  3. Avoid the people who will give me the look of pity. If you’re reading this, and you know you will run into me during the 1-month period following the rejection, please start practicing in the mirror how you will look at me. The only thing that makes sadness or disappointment feel worse is when people demonstrate pity. You know the look – a cocked head, pouting mouth, raised eyebrows…don’t do that.
  4. Quit my job. It needs to happen, whether I’m moving to Amsterdam or not. I’ve already reached my boiling point, and in some ways, it’s gotten worse. Another year, or even several months beyond this (fiscal) year won’t be survived. Overly dramatic? Probably so.
  5. Move. Whether I get into school and move to Amsterdam or not, this black girl is definitely going somewhere.

So the bad news will not necessarily be sad news – at least not for long. I’m trying my best to see the opportunity in whatever outcome that may be. But in the meantime, until we know what that outcome will be, please send me some positive energy. I need all the help I can get.

The Waiting Game

The waiting is what’s awful.  Waiting for someone else to make a decision that could potentially drastically change the course of my life.  And I have no control.  I’m just sitting here waiting, pretending like it’s not on my mind.

I’m expecting and hoping to receive a decision from the University of Amsterdam in March.  Judging by how quickly January has gone by, the time may pass in a painless way.  But it feels so far away.  So freakin’ far.  Far enough for me to imagine I may crumble into an anxiety dust ball (whatever that may be) before March arrives.  No, I’m overstating it.  But it is a crappy feeling.  For so long the application was within my control.  I may have procrastinated and wasted tons of time.  But that was my choice.  Now, I have no idea how long it’s going to take or what’s happening over there during this waiting period.

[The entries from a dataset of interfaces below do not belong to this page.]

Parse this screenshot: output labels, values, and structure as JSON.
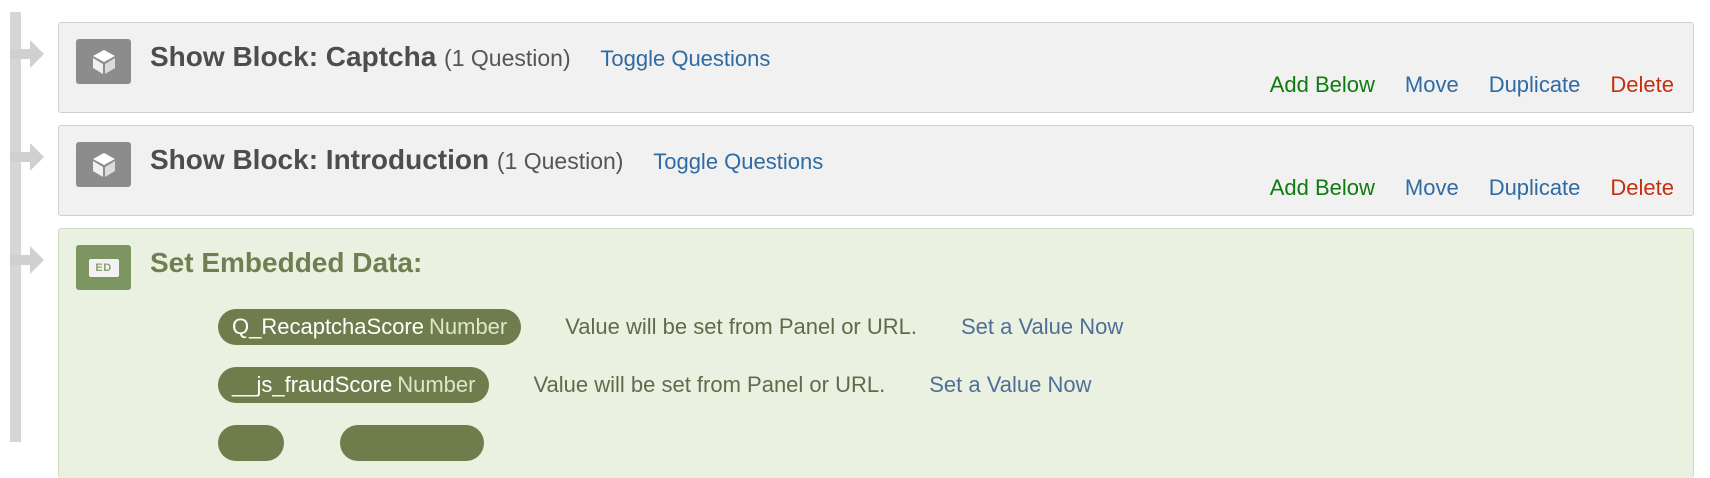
{
  "blocks": [
    {
      "prefix": "Show Block: ",
      "name": "Captcha",
      "count": "(1 Question)",
      "toggle": "Toggle Questions",
      "actions": {
        "add_below": "Add Below",
        "move": "Move",
        "duplicate": "Duplicate",
        "delete": "Delete"
      }
    },
    {
      "prefix": "Show Block: ",
      "name": "Introduction",
      "count": "(1 Question)",
      "toggle": "Toggle Questions",
      "actions": {
        "add_below": "Add Below",
        "move": "Move",
        "duplicate": "Duplicate",
        "delete": "Delete"
      }
    }
  ],
  "embedded": {
    "icon_label": "ED",
    "title": "Set Embedded Data:",
    "fields": [
      {
        "name": "Q_RecaptchaScore",
        "type": "Number",
        "note": "Value will be set from Panel or URL.",
        "action": "Set a Value Now"
      },
      {
        "name": "__js_fraudScore",
        "type": "Number",
        "note": "Value will be set from Panel or URL.",
        "action": "Set a Value Now"
      }
    ]
  },
  "icons": {
    "block": "cube-icon",
    "embedded": "embedded-data-icon",
    "flow": "flow-arrow-icon"
  },
  "colors": {
    "add_below": "#0f7a0f",
    "link": "#2f6ba3",
    "delete": "#c23010",
    "embedded_bg": "#eaf1e1",
    "pill": "#6e7d4b"
  }
}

Once I dumped all of it into the mailbox, I turned over my fate.  Nothing I do now can have any impact on the decision.  There’s no interview, no follow-up questions.  It’s similar to the feelings in high school when waiting for the letter in response to my early decision application (I also fell in love with one school in that case) and college when waiting for decisions from law schools.  But there are two big differences this time around: first, I’m not going from school to more school.  It felt like I was entitled to more school the first two times.  But now I’m the old lady in the mix, walking away from a job and trying to re-enter an entirely different world.  Way more anxious this time.  And second, I’m not surrounded by other people in the same situation.  It’s not the only thing being discussed in the cafeteria  or by the campus mailboxes.  I’m going to an office with a bunch of grown folks who aren’t considering anything related to school, at least not publicly.  There aren’t very many people to commiserate with.  And there’s something comforting about commiseration, I think.

Fortunately, I was already a nail-biter.  So I haven’t had to acquire any new bad habits as a result of this.  And honestly, my nails should only begin to pray for a respite once I’m on the plane headed to the Netherlands.

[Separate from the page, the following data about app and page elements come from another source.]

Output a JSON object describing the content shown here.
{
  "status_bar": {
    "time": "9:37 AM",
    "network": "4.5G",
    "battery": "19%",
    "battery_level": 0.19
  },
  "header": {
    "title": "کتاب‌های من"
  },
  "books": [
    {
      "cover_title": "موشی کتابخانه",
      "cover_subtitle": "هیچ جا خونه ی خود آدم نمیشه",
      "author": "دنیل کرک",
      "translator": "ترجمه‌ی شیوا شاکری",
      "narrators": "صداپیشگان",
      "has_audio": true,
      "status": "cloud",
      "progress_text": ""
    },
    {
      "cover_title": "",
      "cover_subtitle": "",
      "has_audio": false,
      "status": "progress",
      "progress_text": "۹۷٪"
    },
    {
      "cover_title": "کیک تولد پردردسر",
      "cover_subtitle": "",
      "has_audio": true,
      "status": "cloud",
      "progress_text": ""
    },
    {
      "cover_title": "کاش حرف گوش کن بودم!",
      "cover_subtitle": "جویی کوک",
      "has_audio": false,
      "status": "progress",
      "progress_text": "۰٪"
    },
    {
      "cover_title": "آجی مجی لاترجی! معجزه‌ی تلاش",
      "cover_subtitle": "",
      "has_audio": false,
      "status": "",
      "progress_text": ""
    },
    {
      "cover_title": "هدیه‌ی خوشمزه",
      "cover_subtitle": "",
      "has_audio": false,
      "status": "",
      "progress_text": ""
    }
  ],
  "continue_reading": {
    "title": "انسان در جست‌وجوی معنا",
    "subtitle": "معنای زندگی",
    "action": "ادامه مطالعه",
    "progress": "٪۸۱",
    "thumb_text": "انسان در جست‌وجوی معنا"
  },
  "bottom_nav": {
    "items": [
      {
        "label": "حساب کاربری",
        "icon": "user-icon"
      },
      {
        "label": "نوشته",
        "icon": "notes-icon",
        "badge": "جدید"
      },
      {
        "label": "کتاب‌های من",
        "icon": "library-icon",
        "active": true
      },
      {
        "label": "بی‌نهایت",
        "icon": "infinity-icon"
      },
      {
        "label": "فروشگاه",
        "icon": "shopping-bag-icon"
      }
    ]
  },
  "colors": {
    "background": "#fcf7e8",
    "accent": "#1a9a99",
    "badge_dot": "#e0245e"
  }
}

So whether it’s functional, relaxing, or simply a distraction, I’ve been doing regular creative visualizations.  I visualize myself opening my mailbox to find an envelope from the University (surprisingly, it’s not a large envelope).  I feel my heart in my stomach and I’m unable to open it until I get to my apartment.  I take off my coat (I imagine it’s still pretty chilly) and shoes, pour a glass of juice, and sit on the couch with my glass and envelope.  Only a sudden urgency gets me to finally open the envelope.  The letter greets me with a “Dear” and goes right into a “Congratulations.”  I dance around, spill my juice, and call my mom.

Here’s hoping!